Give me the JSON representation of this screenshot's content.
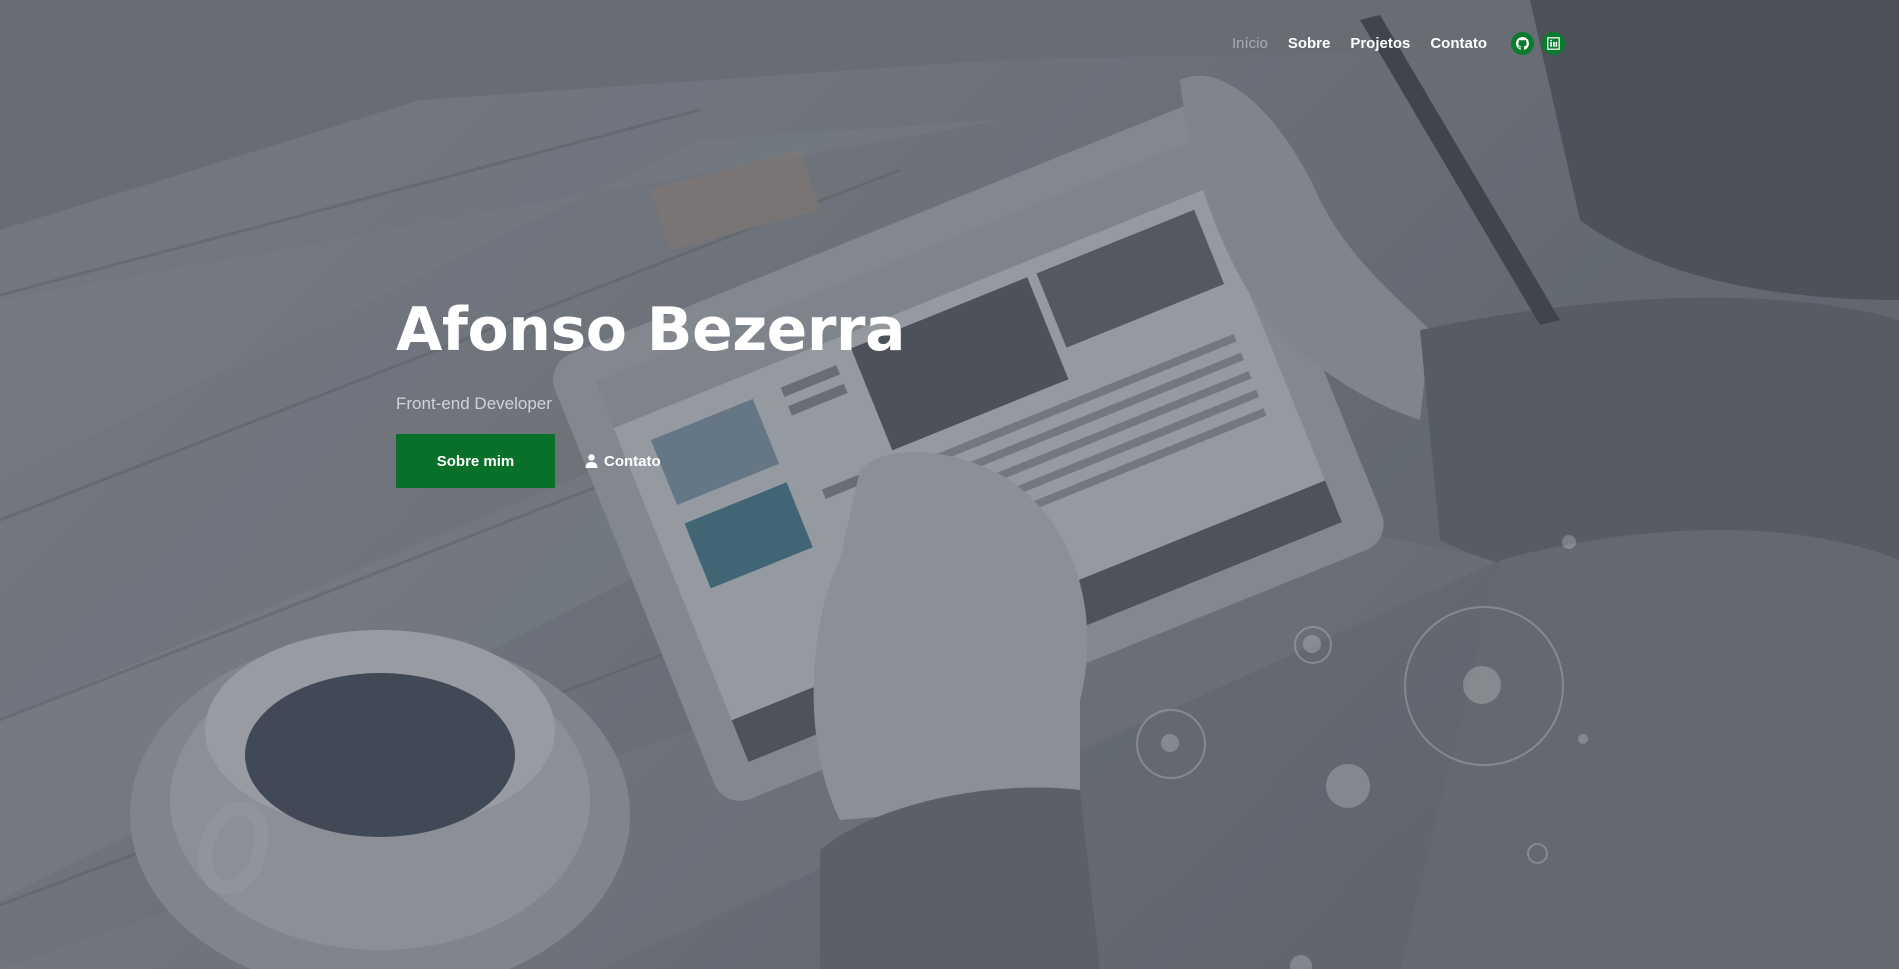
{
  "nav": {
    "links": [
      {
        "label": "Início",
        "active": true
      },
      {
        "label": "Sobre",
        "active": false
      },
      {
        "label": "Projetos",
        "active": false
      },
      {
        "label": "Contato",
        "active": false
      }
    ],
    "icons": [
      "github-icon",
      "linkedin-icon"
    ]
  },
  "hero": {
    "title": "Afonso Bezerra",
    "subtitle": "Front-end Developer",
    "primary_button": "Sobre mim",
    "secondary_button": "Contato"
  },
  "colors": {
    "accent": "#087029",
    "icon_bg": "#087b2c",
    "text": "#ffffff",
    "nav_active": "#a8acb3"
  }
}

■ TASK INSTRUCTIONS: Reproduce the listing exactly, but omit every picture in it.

■ RESULT OF THE TASK:
Give me the JSON representation of this screenshot's content.
{
  "nav": {
    "links": [
      {
        "label": "Início",
        "active": true
      },
      {
        "label": "Sobre",
        "active": false
      },
      {
        "label": "Projetos",
        "active": false
      },
      {
        "label": "Contato",
        "active": false
      }
    ],
    "icons": [
      "github-icon",
      "linkedin-icon"
    ]
  },
  "hero": {
    "title": "Afonso Bezerra",
    "subtitle": "Front-end Developer",
    "primary_button": "Sobre mim",
    "secondary_button": "Contato"
  },
  "colors": {
    "accent": "#087029",
    "icon_bg": "#087b2c",
    "text": "#ffffff",
    "nav_active": "#a8acb3"
  }
}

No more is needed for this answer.